I spread each dough ball into a rectangle and unleashed a torrent of dairy upon them (and perhaps also a little dusting of maple pepper). I then rolled the dough up as one would a cinnamon roll, and sealed the seams. I left one loaf whole, hiding the cheesy innards, and the other I chopped into revealing swirls of cheesy heaven. These I let rise/proof for 1 1/2-2 hours, at which point they were nice and chubby and ready to be baked.

I stuck everything in my 350 degree oven, and 20+ minutes later, the room was flooded with the rich scent of cheesy, bready goodness. BAM! My own kitchen’s Emeril magic, right before my eyes. The little rolls had puffed up beautifully and were golden brown and light as a dream. They popped out of the tin and into my mouth.

Reinhart was holding back a little when he entitled these “soft” cheese rolls. If space had allowed, I’m guessing he would have preferred to call them “aromatic and pretty, alternately sweet and savory, flaky, light and soft” cheese rolls. Personally, I prefer “nearly compostable, but so much more delicious this way” rolls. Truly, every element of these rolls pleased my sensibilities–this isn’t just an enriched bread in which the flavors of the additives dictate the flavor of the whole.
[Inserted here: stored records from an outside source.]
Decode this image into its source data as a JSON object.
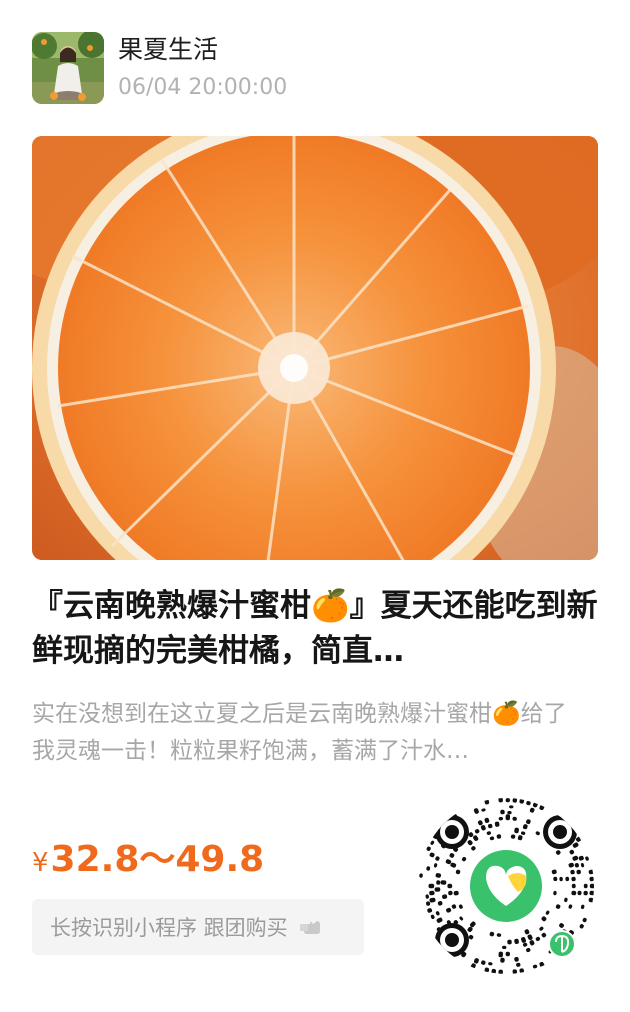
{
  "author": {
    "name": "果夏生活",
    "time": "06/04 20:00:00",
    "avatar_icon": "avatar-photo-woman-in-orchard"
  },
  "post": {
    "image_icon": "sliced-orange-photo",
    "title": "『云南晚熟爆汁蜜柑🍊』夏天还能吃到新鲜现摘的完美柑橘，简直…",
    "description": "实在没想到在这立夏之后是云南晚熟爆汁蜜柑🍊给了我灵魂一击！粒粒果籽饱满，蓄满了汁水…"
  },
  "price": {
    "currency": "¥",
    "range": "32.8～49.8"
  },
  "cta": {
    "label": "长按识别小程序 跟团购买",
    "icon": "hand-pointing-icon"
  },
  "qr": {
    "icon": "mini-program-code",
    "center_logo": "heart-logo-icon",
    "badge_icon": "mini-program-badge-icon"
  },
  "colors": {
    "price": "#f06a1e",
    "title": "#161616",
    "desc": "#a7a7a7",
    "qr_center": "#39c16c",
    "qr_logo_accent": "#ffd43b"
  }
}
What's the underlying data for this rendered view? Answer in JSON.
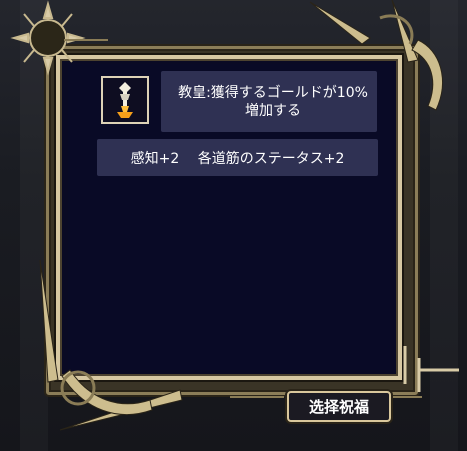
{
  "card": {
    "title_line1": "教皇:獲得するゴールドが10%",
    "title_line2": "増加する",
    "stats": "感知+2　 各道筋のステータス+2"
  },
  "buttons": {
    "select_blessing": "选择祝福"
  },
  "icons": {
    "portrait": "pope-staff-icon",
    "sun": "sun-ornament-icon",
    "moon": "crescent-moon-icon"
  },
  "colors": {
    "panel_background": "#090a26",
    "text_box": "#2f3153",
    "frame_gold": "#d7c8a2",
    "text": "#ffffff"
  }
}
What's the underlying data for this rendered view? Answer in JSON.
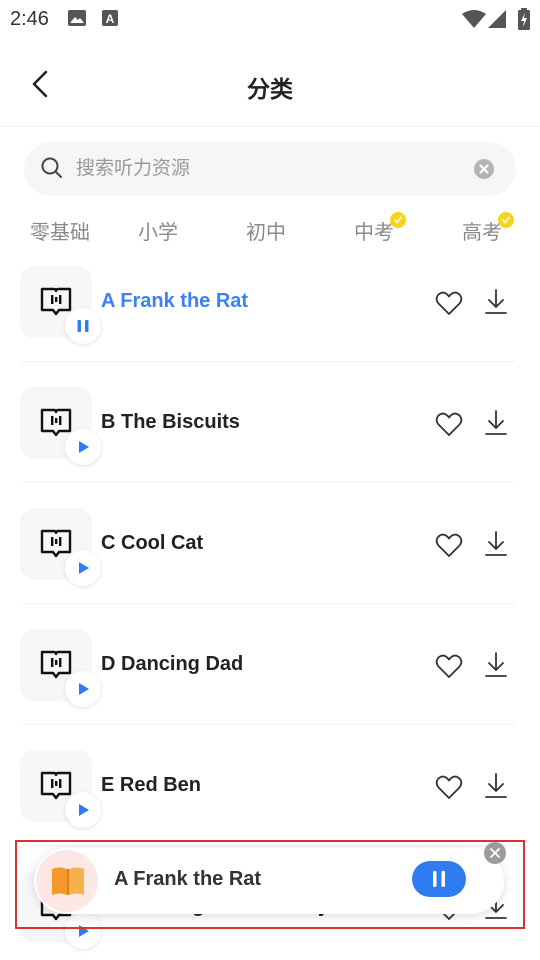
{
  "status_bar": {
    "time": "2:46",
    "icons": [
      "image-icon",
      "text-a-icon",
      "wifi-icon",
      "cellular-icon",
      "battery-charging-icon"
    ]
  },
  "header": {
    "title": "分类",
    "back_icon": "chevron-left-icon"
  },
  "search": {
    "placeholder": "搜索听力资源",
    "value": ""
  },
  "tabs": [
    {
      "label": "零基础",
      "badge": false
    },
    {
      "label": "小学",
      "badge": false
    },
    {
      "label": "初中",
      "badge": false
    },
    {
      "label": "中考",
      "badge": true
    },
    {
      "label": "高考",
      "badge": true
    }
  ],
  "list": {
    "items": [
      {
        "title": "A Frank the Rat",
        "state": "playing"
      },
      {
        "title": "B The Biscuits",
        "state": "paused"
      },
      {
        "title": "C Cool Cat",
        "state": "paused"
      },
      {
        "title": "D Dancing Dad",
        "state": "paused"
      },
      {
        "title": "E Red Ben",
        "state": "paused"
      },
      {
        "title": "F The Frog's Love Story",
        "state": "paused"
      }
    ]
  },
  "mini_player": {
    "title": "A Frank the Rat",
    "state": "playing"
  },
  "colors": {
    "accent": "#2f7cf0",
    "active_title": "#3b82f6",
    "badge": "#f5d51c",
    "highlight_border": "#d9322f"
  }
}
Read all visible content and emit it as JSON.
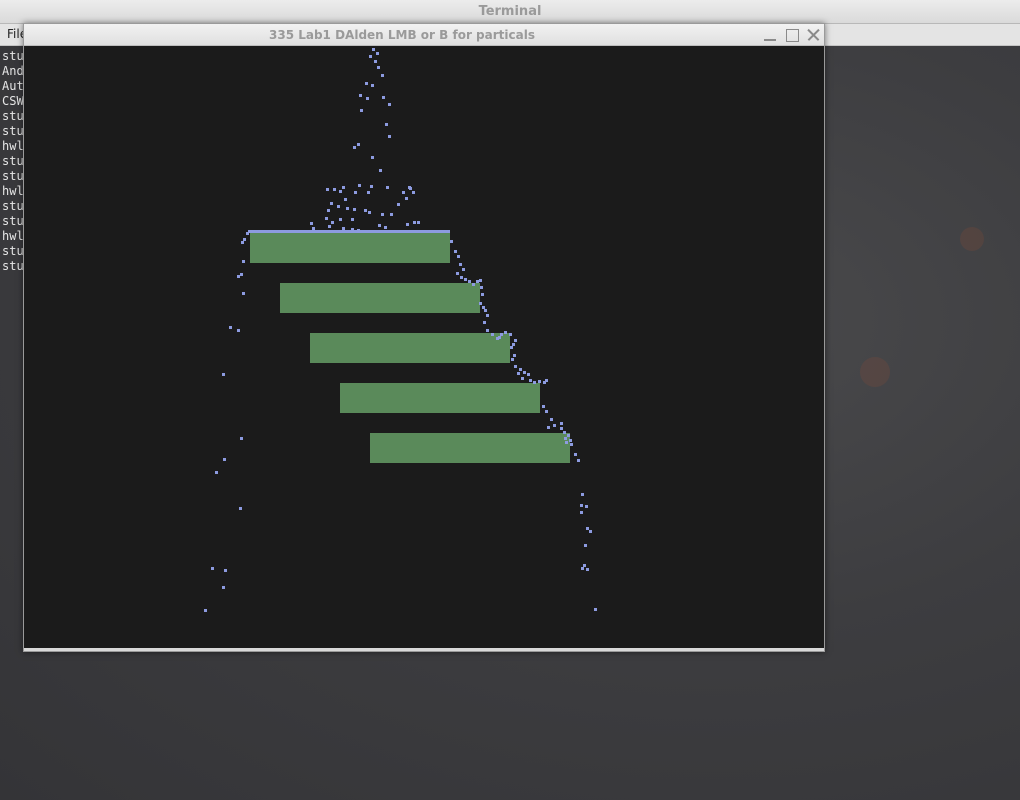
{
  "terminal": {
    "title": "Terminal",
    "menu_label": "File",
    "lines": [
      "stu",
      "And",
      "Aut",
      "CSW",
      "stu",
      "stu",
      "hwl",
      "stu",
      "stu",
      "hwl",
      "stu",
      "stu",
      "hwl",
      "stu",
      "stu"
    ]
  },
  "app": {
    "title": "335 Lab1 DAlden LMB or B for particals"
  },
  "colors": {
    "platform": "#5a8a5a",
    "particle": "#8d9be0",
    "canvas": "#1b1b1b"
  },
  "scene": {
    "platform_count": 5
  }
}
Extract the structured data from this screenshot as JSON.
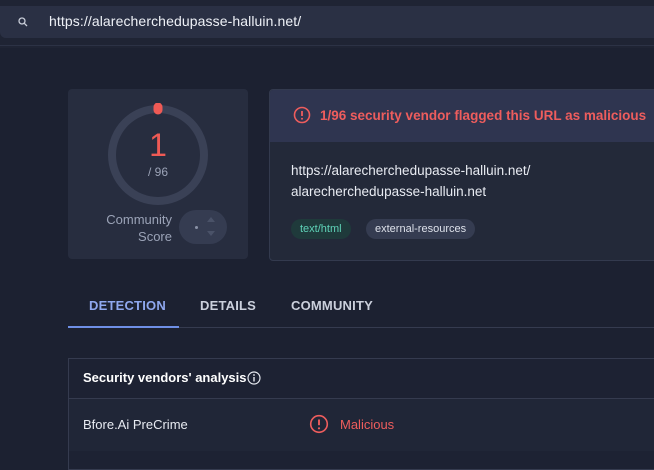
{
  "search": {
    "url": "https://alarecherchedupasse-halluin.net/"
  },
  "score": {
    "value": "1",
    "total": "/ 96",
    "community_label": "Community Score"
  },
  "summary": {
    "alert": "1/96 security vendor flagged this URL as malicious",
    "url": "https://alarecherchedupasse-halluin.net/",
    "domain": "alarecherchedupasse-halluin.net",
    "tags": [
      "text/html",
      "external-resources"
    ]
  },
  "tabs": [
    {
      "label": "DETECTION",
      "active": true
    },
    {
      "label": "DETAILS",
      "active": false
    },
    {
      "label": "COMMUNITY",
      "active": false
    }
  ],
  "analysis": {
    "title": "Security vendors' analysis",
    "rows": [
      {
        "vendor": "Bfore.Ai PreCrime",
        "result": "Malicious"
      }
    ]
  },
  "colors": {
    "malicious": "#ee5d5d",
    "accent": "#6e8fe6",
    "tag_text_html": "#5fd3b8"
  }
}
This is a bread in which the complex flavors of the flour are unleashed in conjunction with the flavors of the onion, milk, cheese and beer, to create a beautiful crumb, golden crust and a nicely enhanced bready flavor.

I have to say, of all the old leftovers that made their way into this bread, I attribute the greatest accomplishments to the beer–itself a yeasted and bubbly product (and, coincidentally, a home brew). I think from now on, I may tipple a little when I make other breads, in the hopes that a few ounces of beer may find their way into the dough.